- [Your instructions] Determine the count of lines containing "JSON" in the entries below and return only that figure.

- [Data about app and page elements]
============================================================

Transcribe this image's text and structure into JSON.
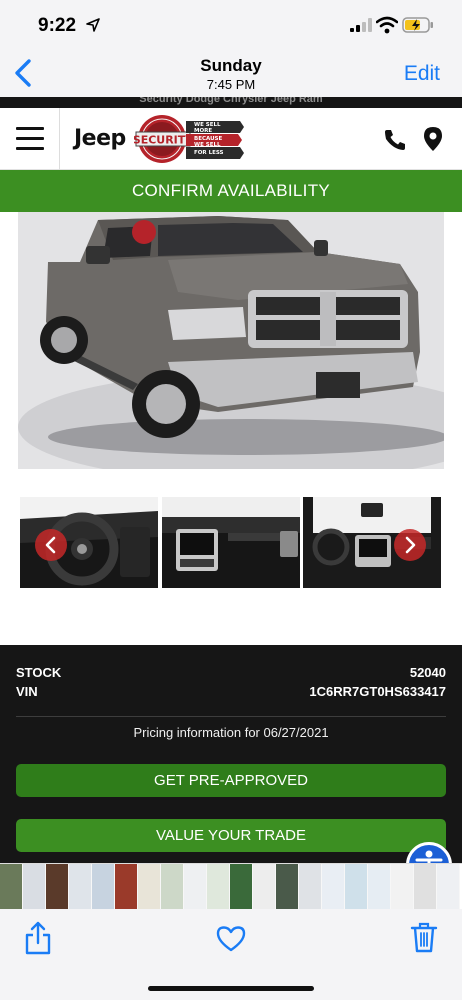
{
  "status_bar": {
    "time": "9:22"
  },
  "viewer": {
    "day": "Sunday",
    "time": "7:45 PM",
    "edit_label": "Edit"
  },
  "site": {
    "top_banner_partial": "Security Dodge Chrysler Jeep Ram",
    "brand": "Jeep",
    "dealer_logo_lines": [
      "WE SELL",
      "MORE",
      "BECAUSE",
      "WE SELL",
      "FOR LESS"
    ],
    "dealer_logo_word": "SECURITY",
    "confirm_label": "CONFIRM AVAILABILITY"
  },
  "vehicle": {
    "stock_label": "STOCK",
    "stock_value": "52040",
    "vin_label": "VIN",
    "vin_value": "1C6RR7GT0HS633417",
    "pricing_text": "Pricing information for 06/27/2021"
  },
  "actions": {
    "preapproved_label": "GET PRE-APPROVED",
    "trade_label": "VALUE YOUR TRADE"
  },
  "colors": {
    "ios_blue": "#1a7cf5",
    "site_green": "#3c8f22",
    "dark_section": "#161616",
    "arrow_red": "#c42828"
  },
  "icons": {
    "menu": "hamburger-icon",
    "phone": "phone-icon",
    "location": "map-pin-icon",
    "share": "share-icon",
    "favorite": "heart-icon",
    "delete": "trash-icon",
    "accessibility": "accessibility-icon"
  }
}
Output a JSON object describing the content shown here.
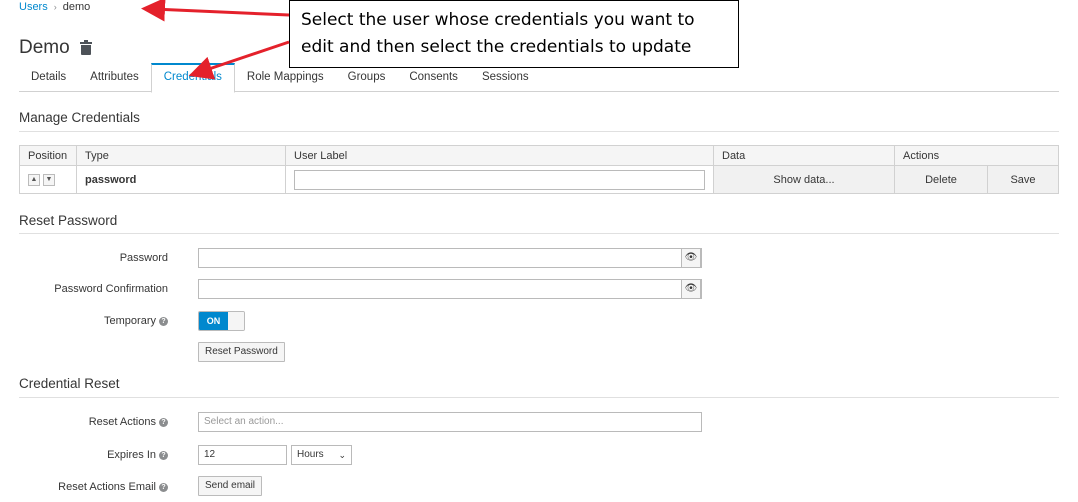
{
  "breadcrumb": {
    "root": "Users",
    "current": "demo"
  },
  "page": {
    "title": "Demo"
  },
  "tabs": [
    {
      "label": "Details",
      "active": false
    },
    {
      "label": "Attributes",
      "active": false
    },
    {
      "label": "Credentials",
      "active": true
    },
    {
      "label": "Role Mappings",
      "active": false
    },
    {
      "label": "Groups",
      "active": false
    },
    {
      "label": "Consents",
      "active": false
    },
    {
      "label": "Sessions",
      "active": false
    }
  ],
  "manage_credentials": {
    "title": "Manage Credentials",
    "columns": {
      "position": "Position",
      "type": "Type",
      "user_label": "User Label",
      "data": "Data",
      "actions": "Actions"
    },
    "row": {
      "type": "password",
      "user_label": "",
      "show_data": "Show data...",
      "delete": "Delete",
      "save": "Save"
    }
  },
  "reset_password": {
    "title": "Reset Password",
    "password_label": "Password",
    "confirm_label": "Password Confirmation",
    "temporary_label": "Temporary",
    "temporary_state": "ON",
    "button": "Reset Password"
  },
  "credential_reset": {
    "title": "Credential Reset",
    "reset_actions_label": "Reset Actions",
    "reset_actions_placeholder": "Select an action...",
    "expires_label": "Expires In",
    "expires_value": "12",
    "expires_unit": "Hours",
    "email_label": "Reset Actions Email",
    "email_button": "Send email"
  },
  "annotation": {
    "line1": "Select the user whose credentials you want to",
    "line2": "edit and then select the credentials to update"
  },
  "colors": {
    "accent": "#0088ce",
    "arrow": "#e4212b"
  }
}
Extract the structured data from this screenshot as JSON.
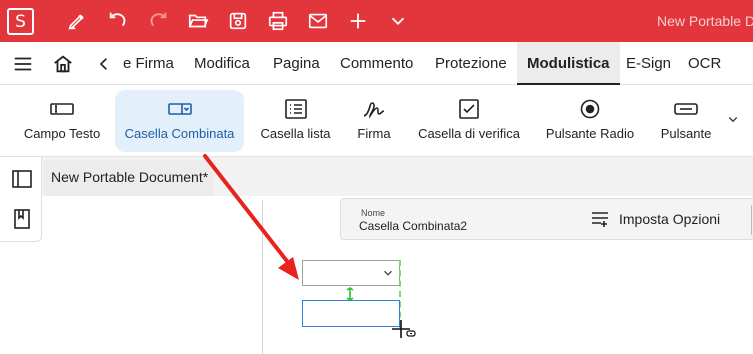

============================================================

- [Solution to this task] 3